◆ **EXERCISE PROMPT**
Apart from the images, reproduce all of the data word for word.

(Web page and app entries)
--
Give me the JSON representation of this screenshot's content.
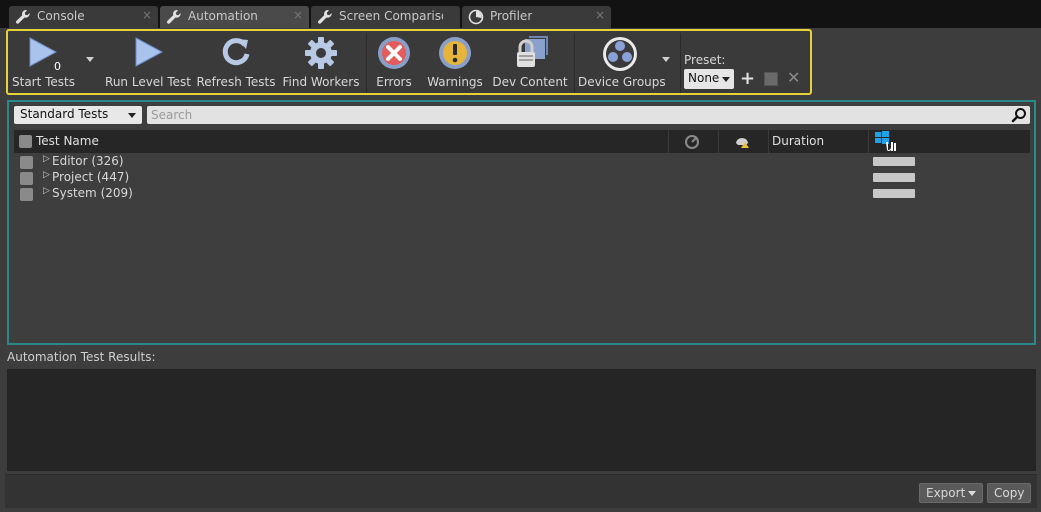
{
  "tabs": [
    {
      "label": "Console",
      "icon": "wrench-icon",
      "active": false
    },
    {
      "label": "Automation",
      "icon": "wrench-icon",
      "active": true
    },
    {
      "label": "Screen Comparison",
      "icon": "wrench-icon",
      "active": false
    },
    {
      "label": "Profiler",
      "icon": "profiler-icon",
      "active": false
    }
  ],
  "tab_close_glyph": "×",
  "toolbar": {
    "start_tests": "Start Tests",
    "start_tests_count": "0",
    "run_level_test": "Run Level Test",
    "refresh_tests": "Refresh Tests",
    "find_workers": "Find Workers",
    "errors": "Errors",
    "warnings": "Warnings",
    "dev_content": "Dev Content",
    "device_groups": "Device Groups",
    "preset_label": "Preset:",
    "preset_value": "None",
    "preset_add": "+",
    "preset_remove": "✕"
  },
  "filter": {
    "selected": "Standard Tests",
    "search_placeholder": "Search"
  },
  "table": {
    "columns": {
      "name": "Test Name",
      "duration": "Duration"
    },
    "rows": [
      {
        "label": "Editor (326)"
      },
      {
        "label": "Project (447)"
      },
      {
        "label": "System (209)"
      }
    ]
  },
  "results": {
    "label": "Automation Test Results:"
  },
  "footer": {
    "export": "Export",
    "copy": "Copy"
  },
  "colors": {
    "toolbar_border": "#e6d23a",
    "tests_border": "#2a8a8a",
    "accent_blue": "#1fa3e8"
  }
}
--
◆ **SOLUTION FOR THIS TASK**
Give me the JSON representation of this screenshot's content.
{
  "tabs": [
    {
      "label": "Console",
      "icon": "wrench-icon",
      "active": false
    },
    {
      "label": "Automation",
      "icon": "wrench-icon",
      "active": true
    },
    {
      "label": "Screen Comparison",
      "icon": "wrench-icon",
      "active": false
    },
    {
      "label": "Profiler",
      "icon": "profiler-icon",
      "active": false
    }
  ],
  "tab_close_glyph": "×",
  "toolbar": {
    "start_tests": "Start Tests",
    "start_tests_count": "0",
    "run_level_test": "Run Level Test",
    "refresh_tests": "Refresh Tests",
    "find_workers": "Find Workers",
    "errors": "Errors",
    "warnings": "Warnings",
    "dev_content": "Dev Content",
    "device_groups": "Device Groups",
    "preset_label": "Preset:",
    "preset_value": "None",
    "preset_add": "+",
    "preset_remove": "✕"
  },
  "filter": {
    "selected": "Standard Tests",
    "search_placeholder": "Search"
  },
  "table": {
    "columns": {
      "name": "Test Name",
      "duration": "Duration"
    },
    "rows": [
      {
        "label": "Editor (326)"
      },
      {
        "label": "Project (447)"
      },
      {
        "label": "System (209)"
      }
    ]
  },
  "results": {
    "label": "Automation Test Results:"
  },
  "footer": {
    "export": "Export",
    "copy": "Copy"
  },
  "colors": {
    "toolbar_border": "#e6d23a",
    "tests_border": "#2a8a8a",
    "accent_blue": "#1fa3e8"
  }
}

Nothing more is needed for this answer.